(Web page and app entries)
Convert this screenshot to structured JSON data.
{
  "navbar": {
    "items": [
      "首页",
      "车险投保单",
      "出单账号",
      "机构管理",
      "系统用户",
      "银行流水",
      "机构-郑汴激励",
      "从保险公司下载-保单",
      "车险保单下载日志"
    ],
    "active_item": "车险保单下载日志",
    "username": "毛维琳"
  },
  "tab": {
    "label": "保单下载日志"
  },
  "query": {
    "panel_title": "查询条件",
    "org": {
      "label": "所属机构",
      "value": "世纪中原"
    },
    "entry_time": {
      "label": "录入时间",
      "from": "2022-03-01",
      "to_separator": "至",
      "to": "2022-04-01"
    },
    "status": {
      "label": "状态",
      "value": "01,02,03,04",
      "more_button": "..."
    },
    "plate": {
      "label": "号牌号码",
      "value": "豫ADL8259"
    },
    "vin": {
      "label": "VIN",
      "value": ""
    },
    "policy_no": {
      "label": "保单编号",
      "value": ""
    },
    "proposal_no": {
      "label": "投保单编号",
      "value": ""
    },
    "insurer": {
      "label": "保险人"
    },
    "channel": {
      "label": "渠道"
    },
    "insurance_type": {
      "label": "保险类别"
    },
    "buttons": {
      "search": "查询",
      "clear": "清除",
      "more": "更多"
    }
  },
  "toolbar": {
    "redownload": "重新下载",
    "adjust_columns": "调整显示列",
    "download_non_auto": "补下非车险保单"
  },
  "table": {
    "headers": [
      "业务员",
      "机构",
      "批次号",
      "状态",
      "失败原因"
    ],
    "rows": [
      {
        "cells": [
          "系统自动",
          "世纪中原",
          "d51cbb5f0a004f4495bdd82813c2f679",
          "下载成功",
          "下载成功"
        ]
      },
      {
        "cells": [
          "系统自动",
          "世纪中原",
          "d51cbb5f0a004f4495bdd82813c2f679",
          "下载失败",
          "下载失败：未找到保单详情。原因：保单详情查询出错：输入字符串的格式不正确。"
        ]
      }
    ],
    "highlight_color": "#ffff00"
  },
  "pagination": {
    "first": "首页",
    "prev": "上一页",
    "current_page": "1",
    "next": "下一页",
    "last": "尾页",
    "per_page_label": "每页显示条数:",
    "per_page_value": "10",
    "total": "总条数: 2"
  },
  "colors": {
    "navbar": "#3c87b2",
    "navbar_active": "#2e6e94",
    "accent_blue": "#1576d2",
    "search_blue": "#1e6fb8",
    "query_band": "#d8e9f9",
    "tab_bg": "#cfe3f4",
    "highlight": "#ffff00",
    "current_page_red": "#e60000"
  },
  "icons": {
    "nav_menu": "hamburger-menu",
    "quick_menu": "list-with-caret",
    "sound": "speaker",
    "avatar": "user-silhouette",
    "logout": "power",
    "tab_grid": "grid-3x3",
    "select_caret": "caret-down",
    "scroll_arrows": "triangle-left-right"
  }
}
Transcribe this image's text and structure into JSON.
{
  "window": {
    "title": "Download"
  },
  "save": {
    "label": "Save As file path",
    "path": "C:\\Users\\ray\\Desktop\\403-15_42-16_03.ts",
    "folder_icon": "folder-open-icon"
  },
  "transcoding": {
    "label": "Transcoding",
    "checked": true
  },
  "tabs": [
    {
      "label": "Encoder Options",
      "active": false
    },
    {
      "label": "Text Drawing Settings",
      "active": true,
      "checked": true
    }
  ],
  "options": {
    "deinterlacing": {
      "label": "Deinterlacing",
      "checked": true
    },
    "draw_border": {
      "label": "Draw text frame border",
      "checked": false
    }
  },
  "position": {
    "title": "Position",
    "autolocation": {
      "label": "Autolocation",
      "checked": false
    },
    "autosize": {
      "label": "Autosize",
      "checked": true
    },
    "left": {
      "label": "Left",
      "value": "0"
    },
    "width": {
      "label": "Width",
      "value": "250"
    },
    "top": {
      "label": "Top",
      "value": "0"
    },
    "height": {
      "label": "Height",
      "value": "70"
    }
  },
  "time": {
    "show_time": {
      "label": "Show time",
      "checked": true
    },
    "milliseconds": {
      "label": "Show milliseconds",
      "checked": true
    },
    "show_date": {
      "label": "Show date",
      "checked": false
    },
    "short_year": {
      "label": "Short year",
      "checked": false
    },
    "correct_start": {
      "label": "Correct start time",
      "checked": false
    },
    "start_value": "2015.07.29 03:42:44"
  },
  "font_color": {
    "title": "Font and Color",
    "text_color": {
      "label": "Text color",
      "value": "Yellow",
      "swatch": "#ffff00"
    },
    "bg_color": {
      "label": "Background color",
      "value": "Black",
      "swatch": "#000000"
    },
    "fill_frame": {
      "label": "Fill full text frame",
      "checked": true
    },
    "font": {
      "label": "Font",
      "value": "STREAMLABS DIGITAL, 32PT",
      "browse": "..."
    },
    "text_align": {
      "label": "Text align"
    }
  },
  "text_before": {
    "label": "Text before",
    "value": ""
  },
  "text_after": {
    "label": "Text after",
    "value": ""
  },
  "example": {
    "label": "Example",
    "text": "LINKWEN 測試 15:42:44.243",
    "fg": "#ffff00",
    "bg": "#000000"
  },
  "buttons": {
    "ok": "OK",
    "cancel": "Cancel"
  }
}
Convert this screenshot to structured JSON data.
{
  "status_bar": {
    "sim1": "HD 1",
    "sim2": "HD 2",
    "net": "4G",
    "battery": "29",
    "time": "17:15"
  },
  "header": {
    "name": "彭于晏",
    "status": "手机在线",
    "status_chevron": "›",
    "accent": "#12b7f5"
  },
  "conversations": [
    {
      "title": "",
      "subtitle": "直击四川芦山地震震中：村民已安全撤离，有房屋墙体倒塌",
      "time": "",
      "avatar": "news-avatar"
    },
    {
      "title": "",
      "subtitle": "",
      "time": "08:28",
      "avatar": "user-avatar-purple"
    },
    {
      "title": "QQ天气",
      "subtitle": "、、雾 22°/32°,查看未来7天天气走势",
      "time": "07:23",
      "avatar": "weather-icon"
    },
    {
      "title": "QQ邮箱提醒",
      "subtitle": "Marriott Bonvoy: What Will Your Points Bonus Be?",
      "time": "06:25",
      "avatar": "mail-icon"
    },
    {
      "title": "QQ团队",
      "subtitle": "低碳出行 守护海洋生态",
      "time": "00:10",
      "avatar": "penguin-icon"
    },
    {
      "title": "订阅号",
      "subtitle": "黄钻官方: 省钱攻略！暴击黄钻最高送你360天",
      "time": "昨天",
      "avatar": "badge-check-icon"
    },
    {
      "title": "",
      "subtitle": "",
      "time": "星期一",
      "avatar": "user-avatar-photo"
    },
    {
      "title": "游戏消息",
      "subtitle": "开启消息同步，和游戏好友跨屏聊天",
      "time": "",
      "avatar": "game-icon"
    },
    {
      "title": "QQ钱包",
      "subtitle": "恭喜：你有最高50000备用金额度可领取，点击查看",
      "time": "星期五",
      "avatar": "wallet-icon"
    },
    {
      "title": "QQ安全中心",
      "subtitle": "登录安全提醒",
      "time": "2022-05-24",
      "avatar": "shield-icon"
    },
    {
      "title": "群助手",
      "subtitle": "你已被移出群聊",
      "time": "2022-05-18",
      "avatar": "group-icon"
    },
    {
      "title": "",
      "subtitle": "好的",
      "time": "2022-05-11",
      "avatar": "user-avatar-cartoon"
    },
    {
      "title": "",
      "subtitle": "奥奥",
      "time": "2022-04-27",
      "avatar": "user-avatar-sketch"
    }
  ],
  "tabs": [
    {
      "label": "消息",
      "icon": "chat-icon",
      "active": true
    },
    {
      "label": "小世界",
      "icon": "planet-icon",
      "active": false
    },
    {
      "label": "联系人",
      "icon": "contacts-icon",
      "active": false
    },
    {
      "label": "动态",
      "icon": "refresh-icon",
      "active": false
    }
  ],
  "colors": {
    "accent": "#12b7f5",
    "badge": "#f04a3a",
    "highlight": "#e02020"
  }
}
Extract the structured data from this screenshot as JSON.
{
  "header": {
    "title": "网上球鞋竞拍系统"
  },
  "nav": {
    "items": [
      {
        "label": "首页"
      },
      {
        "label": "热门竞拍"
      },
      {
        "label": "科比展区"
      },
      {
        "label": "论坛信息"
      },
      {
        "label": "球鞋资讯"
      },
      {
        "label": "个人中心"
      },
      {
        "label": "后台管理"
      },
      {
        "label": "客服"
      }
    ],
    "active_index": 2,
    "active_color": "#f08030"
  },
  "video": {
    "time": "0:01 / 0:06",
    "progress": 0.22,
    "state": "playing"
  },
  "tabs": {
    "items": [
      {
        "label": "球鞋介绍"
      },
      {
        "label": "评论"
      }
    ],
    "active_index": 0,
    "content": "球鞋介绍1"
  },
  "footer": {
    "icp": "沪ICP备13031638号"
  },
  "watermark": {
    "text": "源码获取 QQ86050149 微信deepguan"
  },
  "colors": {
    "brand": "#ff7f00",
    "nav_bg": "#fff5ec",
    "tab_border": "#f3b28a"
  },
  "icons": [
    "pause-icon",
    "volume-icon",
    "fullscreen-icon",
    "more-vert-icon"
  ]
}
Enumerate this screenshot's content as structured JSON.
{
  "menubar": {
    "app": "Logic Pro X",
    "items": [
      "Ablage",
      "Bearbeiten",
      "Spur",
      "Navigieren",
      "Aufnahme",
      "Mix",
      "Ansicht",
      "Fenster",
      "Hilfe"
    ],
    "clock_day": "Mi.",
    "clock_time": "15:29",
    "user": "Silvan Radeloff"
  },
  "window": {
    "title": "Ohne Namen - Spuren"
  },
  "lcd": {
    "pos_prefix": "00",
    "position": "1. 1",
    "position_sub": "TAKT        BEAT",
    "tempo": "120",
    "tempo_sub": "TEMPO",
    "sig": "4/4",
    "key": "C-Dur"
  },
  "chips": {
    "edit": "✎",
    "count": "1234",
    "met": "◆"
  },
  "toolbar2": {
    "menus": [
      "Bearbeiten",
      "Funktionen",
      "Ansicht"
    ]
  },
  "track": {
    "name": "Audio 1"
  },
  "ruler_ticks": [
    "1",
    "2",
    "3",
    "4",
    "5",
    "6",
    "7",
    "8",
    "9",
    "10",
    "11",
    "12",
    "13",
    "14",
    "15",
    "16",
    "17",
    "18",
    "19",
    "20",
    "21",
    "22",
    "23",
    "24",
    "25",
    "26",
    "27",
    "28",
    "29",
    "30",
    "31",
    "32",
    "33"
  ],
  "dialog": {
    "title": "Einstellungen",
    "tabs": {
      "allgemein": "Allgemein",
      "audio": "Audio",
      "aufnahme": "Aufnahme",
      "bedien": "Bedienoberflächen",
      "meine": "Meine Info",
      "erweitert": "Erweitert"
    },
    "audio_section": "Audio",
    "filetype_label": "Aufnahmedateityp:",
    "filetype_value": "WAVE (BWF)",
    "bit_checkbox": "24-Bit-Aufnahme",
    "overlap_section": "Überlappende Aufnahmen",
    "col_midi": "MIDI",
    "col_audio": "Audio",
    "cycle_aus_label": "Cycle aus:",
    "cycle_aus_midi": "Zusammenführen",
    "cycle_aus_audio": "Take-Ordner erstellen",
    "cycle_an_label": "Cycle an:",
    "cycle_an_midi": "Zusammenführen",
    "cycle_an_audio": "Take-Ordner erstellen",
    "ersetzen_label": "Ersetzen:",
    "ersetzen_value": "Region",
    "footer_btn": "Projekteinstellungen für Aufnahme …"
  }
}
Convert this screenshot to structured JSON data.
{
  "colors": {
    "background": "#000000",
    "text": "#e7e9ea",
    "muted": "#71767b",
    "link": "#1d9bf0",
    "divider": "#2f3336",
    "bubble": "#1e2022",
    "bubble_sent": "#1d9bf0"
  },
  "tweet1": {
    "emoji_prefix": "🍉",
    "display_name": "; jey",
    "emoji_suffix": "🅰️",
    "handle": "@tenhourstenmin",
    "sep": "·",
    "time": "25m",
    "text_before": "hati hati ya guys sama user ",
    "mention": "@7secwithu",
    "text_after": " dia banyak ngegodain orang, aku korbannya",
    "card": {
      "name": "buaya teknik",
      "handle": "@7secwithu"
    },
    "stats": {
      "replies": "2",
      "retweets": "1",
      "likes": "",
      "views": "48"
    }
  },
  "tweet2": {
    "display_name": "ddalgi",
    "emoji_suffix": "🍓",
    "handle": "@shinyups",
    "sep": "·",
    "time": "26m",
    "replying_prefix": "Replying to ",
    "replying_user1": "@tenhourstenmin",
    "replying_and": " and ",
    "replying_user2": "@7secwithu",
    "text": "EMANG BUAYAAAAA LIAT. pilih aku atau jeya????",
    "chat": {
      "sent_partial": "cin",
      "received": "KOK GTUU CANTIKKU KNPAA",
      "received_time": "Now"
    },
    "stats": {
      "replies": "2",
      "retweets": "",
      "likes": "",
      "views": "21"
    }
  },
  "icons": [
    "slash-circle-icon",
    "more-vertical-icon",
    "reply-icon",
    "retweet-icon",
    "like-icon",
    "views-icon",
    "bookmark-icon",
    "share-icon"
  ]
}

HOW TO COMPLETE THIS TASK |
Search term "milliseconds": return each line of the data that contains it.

PROBLEM SOLUTION |
    "milliseconds": {
      "label": "Show milliseconds",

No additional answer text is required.